_Exercise instructions_
When a line below contains the string "tunnel", show that line.

_Data provided_
☆ ☆ ☆ ☆
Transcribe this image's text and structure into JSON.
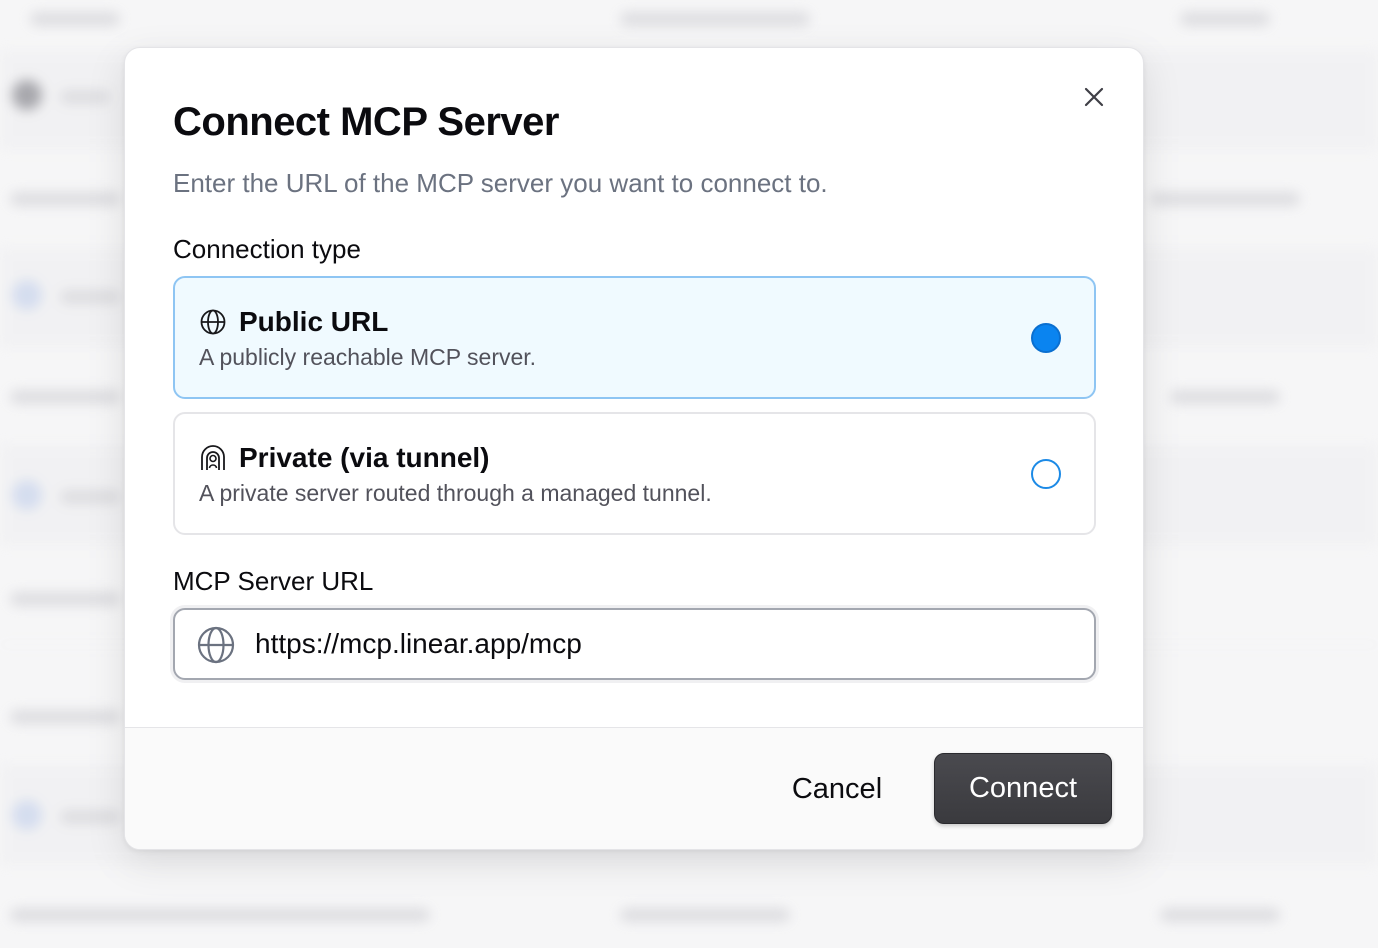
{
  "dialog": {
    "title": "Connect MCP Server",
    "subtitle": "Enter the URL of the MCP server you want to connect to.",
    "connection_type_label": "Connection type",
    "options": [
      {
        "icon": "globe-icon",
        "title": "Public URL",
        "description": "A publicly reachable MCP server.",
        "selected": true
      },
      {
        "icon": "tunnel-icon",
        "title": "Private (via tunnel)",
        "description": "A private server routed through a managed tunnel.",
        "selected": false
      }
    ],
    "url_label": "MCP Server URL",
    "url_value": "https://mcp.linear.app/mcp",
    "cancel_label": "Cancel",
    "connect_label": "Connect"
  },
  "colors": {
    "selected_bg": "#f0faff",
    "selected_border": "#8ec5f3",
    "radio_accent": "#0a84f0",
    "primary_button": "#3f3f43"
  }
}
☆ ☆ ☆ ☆
_Solution for this exercise_
        "icon": "tunnel-icon",
        "title": "Private (via tunnel)",
        "description": "A private server routed through a managed tunnel.",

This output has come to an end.